At Stanford University, all cases of periampullary carcinoma are discussed and reviewed in detail by a multidisciplinary team that includes surgical oncologists, medical oncologists, radiation oncologists, a pathologist, a gastroenterologist, and a radiologist. All resected tumors are reviewed. Patients with tumors with poor prognostic features (eg, involved surgical margins, lymph nodes, invasion of the pancreas, perineural invasion, or poor histologic grade) are enrolled in a single-arm investigational protocol to receive adjuvant radiotherapy (45 Gy) and concurrent protracted venous infusion of 5-FU (225 mg/m2/d) during the entire treatment course.

Patients with carcinoma of the ampulla of Vater may benefit from recent advances in the treatment planning and delivery of adjuvant and definitive radiotherapy for patients with pancreatic cancer, which have produced modest gains in survival.

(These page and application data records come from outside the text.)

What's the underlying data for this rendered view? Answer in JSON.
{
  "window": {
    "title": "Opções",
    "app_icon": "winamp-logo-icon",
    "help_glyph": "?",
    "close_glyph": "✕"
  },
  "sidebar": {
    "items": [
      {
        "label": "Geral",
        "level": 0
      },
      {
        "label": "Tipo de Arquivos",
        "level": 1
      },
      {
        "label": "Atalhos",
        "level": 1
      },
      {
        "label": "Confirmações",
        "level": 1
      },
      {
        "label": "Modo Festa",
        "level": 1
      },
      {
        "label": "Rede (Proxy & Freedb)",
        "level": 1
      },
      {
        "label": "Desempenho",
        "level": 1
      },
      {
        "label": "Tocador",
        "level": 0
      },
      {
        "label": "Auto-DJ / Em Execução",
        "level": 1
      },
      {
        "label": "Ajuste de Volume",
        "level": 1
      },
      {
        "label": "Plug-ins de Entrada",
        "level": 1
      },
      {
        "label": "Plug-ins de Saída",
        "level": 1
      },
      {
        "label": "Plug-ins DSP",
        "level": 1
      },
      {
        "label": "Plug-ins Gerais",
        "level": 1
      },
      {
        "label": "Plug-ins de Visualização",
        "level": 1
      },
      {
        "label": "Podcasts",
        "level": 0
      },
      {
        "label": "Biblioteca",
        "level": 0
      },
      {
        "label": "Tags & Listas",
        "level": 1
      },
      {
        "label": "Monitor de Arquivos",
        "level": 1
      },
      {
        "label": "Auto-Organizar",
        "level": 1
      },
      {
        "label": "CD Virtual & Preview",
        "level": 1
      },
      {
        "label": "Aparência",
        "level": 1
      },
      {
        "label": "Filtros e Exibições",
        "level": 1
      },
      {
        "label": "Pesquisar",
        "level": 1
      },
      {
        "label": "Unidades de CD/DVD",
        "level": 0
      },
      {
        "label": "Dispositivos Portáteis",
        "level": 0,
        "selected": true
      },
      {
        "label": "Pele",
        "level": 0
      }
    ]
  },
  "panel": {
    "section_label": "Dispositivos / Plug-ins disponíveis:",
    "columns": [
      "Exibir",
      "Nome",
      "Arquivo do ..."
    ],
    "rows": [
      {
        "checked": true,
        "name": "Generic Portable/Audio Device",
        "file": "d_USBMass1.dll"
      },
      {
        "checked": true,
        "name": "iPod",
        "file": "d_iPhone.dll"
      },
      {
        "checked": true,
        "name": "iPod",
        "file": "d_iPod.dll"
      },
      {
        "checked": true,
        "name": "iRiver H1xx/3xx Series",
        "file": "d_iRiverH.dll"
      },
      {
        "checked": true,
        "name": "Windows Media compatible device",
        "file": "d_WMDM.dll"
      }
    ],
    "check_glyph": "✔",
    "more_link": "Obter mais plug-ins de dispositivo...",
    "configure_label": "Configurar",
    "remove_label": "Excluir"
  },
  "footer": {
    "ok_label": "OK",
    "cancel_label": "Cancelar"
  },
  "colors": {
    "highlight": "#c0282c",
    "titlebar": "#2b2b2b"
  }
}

Pancreaticoduodenectomy is the procedure of choice for patients with resectable disease, but local recurrence plagues all surgical series, particularly when the pancreas has been invaded or lymph node metastases are discovered. In fact, whether major resection impacts survival in the setting of disease spread to the lymph nodes remains unclear. Postoperative irradiation of at least 45 Gy with 5-FU as a radiosensitizer is a reasonable treatment and reduces local recurrence in pancreatic cancer.

Treatment of Unresectable Disease

For patients with unresectable ampllary carcinoma, endoscopic stenting to achieve biliary decompression is an appropriate palliative procedure. Endoscopic palliation may also be performed for duodenal obstruction with expandable metal stents. Similarly, a palliative bypass may be performed for tumors found to be unresectable intraoperatively.

No established answer exists to the question of further therapy. Data on adjuvant treatment for locally advanced and advanced ampullary carcinoma are limited. Confining the therapeutic approach to relief of symptoms is reasonable.

Given the paucity of effective standard treatment options, encourage patients to enroll in clinical trials. Radiotherapy, chemotherapy, and chemoradiotherapy have been tried, but response rates probably are low, and an effect on survival is questionable.

Long-Term Monitoring

Follow-up guidelines are not well established for ampullary carcinoma. Reasonable practice includes blood studies, chest radiograph/computed tomography (CT) scan, and CT scan of the abdomen and pelvis every 6 months.

If treatment ultimately fails, it often does so within 5 years. Unfortunately, good salvage therapies do not yet exist. Palliative chemotherapeutic agents and effective medications for pain relief exist.